In total, Matthews made 54 official England appearances scoring 11 goals (as well as 29 unofficial wartime appearances with 2 goals). He played his final England game in 1957; he remains the oldest player to have played in an England shirt. His England career is the longest of any player ever to play for the side, stretching from his debut on September 29, 1934 to his last appearance on May 15, 1957, almost 23 years later. His importance to the team is exemplified by the post-war circumstances he found himself in. He was excluded from the team for most of the 1946-47 season in favour of another England great - Tom Finney. He returned to the team in triumph, however, as England beat Portugal 10-0. A year later, he ran the Italian left-back ragged, helping England to a 4-0 win in Turin.
At the Football World Cup 1954 in Switzerland, England found themselves struggling, so Matthews promptly switched to inside-forward, galvanised the team, and helped it to a 4-4 draw.
In 1956, Matthews won the first ever European Footballer of the Year award.
In 1961 (aged 46) he rejoined his hometown club Stoke City. The following season, Stoke City won the English Second Division Championship and he was voted Footballer of the Year for the second time in his career by the Football Writers Association (the first time was in 1948). He remained with Stoke City until the end of his playing career, appearing in his final game on February 6, 1965, just after his 50th birthday, when he played for the first time in 12 months due to a knee injury, setting up the equaliser for his team. Even at the age of 50, he always proclaimed that he had retired 'too early'. A testimonial game in honour of Sir Stanley was played in April 1965 at the Victoria Ground, where 35,000 people watched a 10-goal thriller against a World XI side that included greats such as Lev Yashin, Josef Masopust, Ferenc Puskas and Alfredo Di Stefano. Stanley was carried shoulder-high from the field at full-time. Also in 1965, his services to sport were officially recognised when he became the first football player to be knighted. He received a FIFA Gold Merit Order in 1992.
After playing 698 games in the Football League, Matthews managed Port Vale F.C. (1965-1968) before moving to Malta, where he coached Hibernians, also playing for them until he was 55. He played for numerous local sides, meaning that he was still running down the wing in his 60s. He also coached "Stan's Men" in Soweto, South Africa, and in Canada. He even played in a charity match at Grangemouth as late as 1981.
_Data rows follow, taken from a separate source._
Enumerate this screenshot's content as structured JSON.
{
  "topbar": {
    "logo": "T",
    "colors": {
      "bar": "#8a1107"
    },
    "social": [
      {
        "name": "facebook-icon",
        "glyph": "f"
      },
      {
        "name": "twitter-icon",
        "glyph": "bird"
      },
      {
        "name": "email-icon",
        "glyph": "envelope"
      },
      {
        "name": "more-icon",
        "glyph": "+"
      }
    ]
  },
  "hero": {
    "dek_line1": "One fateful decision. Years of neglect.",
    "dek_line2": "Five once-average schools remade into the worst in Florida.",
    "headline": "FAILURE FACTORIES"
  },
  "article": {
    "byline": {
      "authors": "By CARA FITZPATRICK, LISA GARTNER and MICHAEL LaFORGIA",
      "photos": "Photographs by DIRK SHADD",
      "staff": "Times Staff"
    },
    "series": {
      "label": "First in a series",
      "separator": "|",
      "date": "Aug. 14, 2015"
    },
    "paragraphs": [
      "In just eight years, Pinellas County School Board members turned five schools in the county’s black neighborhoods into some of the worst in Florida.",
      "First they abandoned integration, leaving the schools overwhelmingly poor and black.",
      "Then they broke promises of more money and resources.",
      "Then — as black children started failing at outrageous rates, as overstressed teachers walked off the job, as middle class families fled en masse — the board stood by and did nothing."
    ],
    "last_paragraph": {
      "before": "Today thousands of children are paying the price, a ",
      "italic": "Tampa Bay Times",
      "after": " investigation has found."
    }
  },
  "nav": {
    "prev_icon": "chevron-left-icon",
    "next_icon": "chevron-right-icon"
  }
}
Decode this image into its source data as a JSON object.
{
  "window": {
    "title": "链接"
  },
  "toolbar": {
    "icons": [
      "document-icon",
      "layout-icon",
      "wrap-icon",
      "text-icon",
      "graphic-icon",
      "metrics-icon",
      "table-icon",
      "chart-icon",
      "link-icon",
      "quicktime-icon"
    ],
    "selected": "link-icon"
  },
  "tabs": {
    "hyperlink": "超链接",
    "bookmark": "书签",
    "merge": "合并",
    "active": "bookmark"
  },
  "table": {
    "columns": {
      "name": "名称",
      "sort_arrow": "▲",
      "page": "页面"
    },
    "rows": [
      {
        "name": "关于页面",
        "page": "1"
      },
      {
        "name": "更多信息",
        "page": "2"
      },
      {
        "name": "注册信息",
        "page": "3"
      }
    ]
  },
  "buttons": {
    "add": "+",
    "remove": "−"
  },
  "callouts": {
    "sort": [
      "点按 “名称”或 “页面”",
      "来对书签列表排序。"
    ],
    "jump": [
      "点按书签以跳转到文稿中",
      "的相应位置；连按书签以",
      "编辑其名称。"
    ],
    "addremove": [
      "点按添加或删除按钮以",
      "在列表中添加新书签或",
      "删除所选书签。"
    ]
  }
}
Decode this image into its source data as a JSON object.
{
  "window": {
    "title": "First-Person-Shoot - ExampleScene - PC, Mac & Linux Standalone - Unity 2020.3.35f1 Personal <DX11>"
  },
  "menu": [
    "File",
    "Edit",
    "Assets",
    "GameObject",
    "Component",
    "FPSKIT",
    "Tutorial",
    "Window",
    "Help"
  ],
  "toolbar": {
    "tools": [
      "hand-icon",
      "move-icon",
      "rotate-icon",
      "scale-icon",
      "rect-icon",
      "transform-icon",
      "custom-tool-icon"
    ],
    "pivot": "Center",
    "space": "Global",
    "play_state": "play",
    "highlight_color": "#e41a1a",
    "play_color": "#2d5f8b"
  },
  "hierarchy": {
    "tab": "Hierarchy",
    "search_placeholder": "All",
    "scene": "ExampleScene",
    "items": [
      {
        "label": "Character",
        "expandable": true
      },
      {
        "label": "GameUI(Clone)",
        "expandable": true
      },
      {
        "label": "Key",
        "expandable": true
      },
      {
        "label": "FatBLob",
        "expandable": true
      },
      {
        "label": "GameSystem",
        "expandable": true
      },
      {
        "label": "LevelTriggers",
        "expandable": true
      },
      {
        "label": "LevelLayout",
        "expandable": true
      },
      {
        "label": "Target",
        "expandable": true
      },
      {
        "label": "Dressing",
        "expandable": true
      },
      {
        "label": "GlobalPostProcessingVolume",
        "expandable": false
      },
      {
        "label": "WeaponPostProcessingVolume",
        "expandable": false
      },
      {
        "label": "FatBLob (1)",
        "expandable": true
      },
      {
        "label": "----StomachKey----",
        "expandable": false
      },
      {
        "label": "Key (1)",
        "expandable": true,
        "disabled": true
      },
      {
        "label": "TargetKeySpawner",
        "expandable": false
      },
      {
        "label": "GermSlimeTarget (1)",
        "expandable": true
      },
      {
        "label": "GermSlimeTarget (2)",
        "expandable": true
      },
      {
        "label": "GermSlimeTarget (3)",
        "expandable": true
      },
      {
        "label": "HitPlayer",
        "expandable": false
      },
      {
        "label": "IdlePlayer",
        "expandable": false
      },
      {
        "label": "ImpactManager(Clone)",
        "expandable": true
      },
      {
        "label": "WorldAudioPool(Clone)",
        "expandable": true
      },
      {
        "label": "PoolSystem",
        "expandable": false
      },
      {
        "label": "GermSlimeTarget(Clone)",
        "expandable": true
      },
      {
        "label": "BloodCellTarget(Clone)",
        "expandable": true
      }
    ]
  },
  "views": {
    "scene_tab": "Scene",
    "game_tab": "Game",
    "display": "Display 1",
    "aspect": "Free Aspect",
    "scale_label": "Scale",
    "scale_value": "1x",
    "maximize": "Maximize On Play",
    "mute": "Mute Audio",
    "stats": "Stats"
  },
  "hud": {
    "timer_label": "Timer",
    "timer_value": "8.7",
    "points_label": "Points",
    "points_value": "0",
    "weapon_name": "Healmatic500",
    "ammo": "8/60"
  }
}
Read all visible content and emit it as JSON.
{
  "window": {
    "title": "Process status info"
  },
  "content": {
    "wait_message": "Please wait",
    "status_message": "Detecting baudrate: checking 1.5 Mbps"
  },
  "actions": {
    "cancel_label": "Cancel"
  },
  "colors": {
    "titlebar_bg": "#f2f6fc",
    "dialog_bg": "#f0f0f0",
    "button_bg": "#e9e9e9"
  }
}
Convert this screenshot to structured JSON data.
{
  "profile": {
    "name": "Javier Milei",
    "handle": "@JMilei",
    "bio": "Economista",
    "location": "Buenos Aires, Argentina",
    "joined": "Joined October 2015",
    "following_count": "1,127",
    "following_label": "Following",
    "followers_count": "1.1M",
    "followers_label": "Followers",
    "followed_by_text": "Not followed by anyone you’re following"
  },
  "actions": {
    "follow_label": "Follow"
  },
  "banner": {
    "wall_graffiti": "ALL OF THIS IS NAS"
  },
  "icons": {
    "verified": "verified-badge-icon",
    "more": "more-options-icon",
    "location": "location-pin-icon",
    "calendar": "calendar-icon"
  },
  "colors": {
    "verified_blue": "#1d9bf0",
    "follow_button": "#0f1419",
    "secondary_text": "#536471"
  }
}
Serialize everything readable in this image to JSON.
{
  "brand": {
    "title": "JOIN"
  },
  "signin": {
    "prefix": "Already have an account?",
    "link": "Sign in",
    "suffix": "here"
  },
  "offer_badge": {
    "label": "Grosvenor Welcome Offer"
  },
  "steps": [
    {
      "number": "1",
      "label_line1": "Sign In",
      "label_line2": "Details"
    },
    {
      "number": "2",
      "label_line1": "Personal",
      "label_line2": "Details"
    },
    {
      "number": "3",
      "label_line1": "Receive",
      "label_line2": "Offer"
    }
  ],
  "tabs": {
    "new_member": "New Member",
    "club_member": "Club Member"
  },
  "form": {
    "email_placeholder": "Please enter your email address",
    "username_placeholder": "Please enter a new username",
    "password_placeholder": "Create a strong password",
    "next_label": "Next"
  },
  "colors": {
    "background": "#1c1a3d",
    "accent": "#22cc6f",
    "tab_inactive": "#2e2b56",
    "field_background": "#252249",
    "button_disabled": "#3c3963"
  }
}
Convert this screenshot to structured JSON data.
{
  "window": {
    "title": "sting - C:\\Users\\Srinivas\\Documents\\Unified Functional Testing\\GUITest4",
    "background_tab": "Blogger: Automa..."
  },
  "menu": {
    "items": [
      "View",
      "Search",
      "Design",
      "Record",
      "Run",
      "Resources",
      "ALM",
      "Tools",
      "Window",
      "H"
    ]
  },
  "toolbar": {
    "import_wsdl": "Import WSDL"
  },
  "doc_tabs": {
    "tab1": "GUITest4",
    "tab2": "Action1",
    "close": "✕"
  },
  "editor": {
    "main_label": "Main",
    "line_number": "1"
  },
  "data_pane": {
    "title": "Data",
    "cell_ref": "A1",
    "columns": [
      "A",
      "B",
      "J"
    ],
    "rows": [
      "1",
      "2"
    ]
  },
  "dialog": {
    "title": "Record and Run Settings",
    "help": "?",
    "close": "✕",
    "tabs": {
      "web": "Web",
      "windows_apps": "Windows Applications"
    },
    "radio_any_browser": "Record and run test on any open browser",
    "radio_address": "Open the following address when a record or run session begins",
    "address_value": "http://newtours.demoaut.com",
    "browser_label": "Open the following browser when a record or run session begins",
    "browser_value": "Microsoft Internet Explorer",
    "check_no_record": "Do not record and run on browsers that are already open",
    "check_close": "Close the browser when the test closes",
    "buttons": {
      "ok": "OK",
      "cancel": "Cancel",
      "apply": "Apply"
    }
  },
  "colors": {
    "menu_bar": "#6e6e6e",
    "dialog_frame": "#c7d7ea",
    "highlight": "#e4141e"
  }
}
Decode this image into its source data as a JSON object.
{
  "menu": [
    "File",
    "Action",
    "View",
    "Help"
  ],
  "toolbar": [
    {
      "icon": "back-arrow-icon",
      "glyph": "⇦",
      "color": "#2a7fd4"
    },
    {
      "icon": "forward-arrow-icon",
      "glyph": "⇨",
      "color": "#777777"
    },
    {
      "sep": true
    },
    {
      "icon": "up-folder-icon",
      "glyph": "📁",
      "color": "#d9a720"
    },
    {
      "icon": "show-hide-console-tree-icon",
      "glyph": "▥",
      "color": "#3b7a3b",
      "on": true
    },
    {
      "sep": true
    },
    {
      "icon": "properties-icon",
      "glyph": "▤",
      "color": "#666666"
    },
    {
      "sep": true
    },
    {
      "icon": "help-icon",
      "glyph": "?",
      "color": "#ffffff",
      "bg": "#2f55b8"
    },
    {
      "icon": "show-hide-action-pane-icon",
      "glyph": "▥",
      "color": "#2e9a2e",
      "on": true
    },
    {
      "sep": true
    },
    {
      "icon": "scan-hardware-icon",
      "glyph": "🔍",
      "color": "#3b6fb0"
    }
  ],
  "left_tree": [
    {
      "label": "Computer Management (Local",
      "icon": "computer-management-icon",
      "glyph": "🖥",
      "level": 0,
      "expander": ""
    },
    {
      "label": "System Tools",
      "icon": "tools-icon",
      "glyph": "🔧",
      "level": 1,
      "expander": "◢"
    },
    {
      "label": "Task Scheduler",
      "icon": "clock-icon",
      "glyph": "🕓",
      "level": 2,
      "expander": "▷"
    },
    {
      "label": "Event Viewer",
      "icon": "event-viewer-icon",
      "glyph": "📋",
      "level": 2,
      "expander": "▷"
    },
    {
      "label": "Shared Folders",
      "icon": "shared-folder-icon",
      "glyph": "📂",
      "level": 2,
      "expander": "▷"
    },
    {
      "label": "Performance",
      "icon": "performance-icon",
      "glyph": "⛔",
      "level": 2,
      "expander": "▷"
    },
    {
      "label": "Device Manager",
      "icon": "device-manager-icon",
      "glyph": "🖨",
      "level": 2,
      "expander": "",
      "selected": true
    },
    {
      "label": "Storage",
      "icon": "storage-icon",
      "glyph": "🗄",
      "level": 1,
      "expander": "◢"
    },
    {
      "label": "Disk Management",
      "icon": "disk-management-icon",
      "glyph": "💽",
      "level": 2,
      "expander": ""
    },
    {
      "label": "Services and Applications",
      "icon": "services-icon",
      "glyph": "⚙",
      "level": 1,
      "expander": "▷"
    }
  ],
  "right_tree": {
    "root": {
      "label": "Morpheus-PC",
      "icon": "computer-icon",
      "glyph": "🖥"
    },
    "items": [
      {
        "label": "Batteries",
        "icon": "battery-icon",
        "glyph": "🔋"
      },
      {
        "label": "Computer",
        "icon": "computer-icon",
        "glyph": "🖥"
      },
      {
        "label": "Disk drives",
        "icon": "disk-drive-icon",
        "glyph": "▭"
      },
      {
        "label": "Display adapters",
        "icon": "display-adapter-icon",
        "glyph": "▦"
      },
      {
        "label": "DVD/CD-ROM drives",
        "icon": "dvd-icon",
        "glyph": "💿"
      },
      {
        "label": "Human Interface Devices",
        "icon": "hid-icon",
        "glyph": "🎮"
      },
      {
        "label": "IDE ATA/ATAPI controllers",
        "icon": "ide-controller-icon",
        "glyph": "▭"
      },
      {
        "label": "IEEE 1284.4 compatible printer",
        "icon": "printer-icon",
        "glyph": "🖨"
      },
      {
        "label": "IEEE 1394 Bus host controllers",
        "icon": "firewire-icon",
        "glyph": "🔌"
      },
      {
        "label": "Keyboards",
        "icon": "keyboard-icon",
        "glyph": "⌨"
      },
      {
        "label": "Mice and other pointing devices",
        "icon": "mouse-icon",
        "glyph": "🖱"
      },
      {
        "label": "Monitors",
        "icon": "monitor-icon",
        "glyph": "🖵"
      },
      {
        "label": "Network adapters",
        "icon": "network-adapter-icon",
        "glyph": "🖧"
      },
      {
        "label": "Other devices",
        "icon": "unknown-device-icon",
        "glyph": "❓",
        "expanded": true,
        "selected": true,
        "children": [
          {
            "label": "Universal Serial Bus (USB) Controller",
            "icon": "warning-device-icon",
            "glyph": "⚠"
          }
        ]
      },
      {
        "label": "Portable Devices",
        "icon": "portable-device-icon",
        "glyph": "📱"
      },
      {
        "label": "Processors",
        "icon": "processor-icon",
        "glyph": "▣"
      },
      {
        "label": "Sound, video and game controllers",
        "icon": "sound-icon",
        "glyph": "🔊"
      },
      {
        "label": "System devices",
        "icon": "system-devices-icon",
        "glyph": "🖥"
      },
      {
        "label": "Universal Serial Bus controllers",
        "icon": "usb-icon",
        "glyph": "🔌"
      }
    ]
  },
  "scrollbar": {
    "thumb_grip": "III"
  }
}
During his illustrious career he gained respect, not only as a great player, but also as a gentleman. This is exemplified by the fact that despite playing in over seven hundred league games, he was never booked. Matthews was made an Inaugural Inductee of the English Football Hall of Fame in 2002 in recognition of his outstanding talents.
"When Sir Stan died in January , 2000, at the age of 85, more than 100,000 people lined the streets of Stoke-on-Trent to pay tribute. As the cortege wound its way along the 12-mile route, employees downed tools and schoolchildren stood motionless to witness his final passing." ('The Sentinel' November 19, 2005)
There is a statue of Matthews outside Stoke City's Britannia Stadium and another in the centre of Hanley. The dedication on the former reads: His name is symbolic of the beauty of the game, his fame timeless and international, his sportsmanship and modesty universally acclaimed. A magical player, of the people, for the people.
February 1 has been made 'Sir Stanley Matthews Day' and raises money for the The Stanley Matthews Foundation, which provides sports opportunities for under-privileged young people in the Stoke-on-Trent area, although this hopes to be expanded in the future.
Matthews' son, also called Stanley, was Wimbledon Boy's Champion in 1962.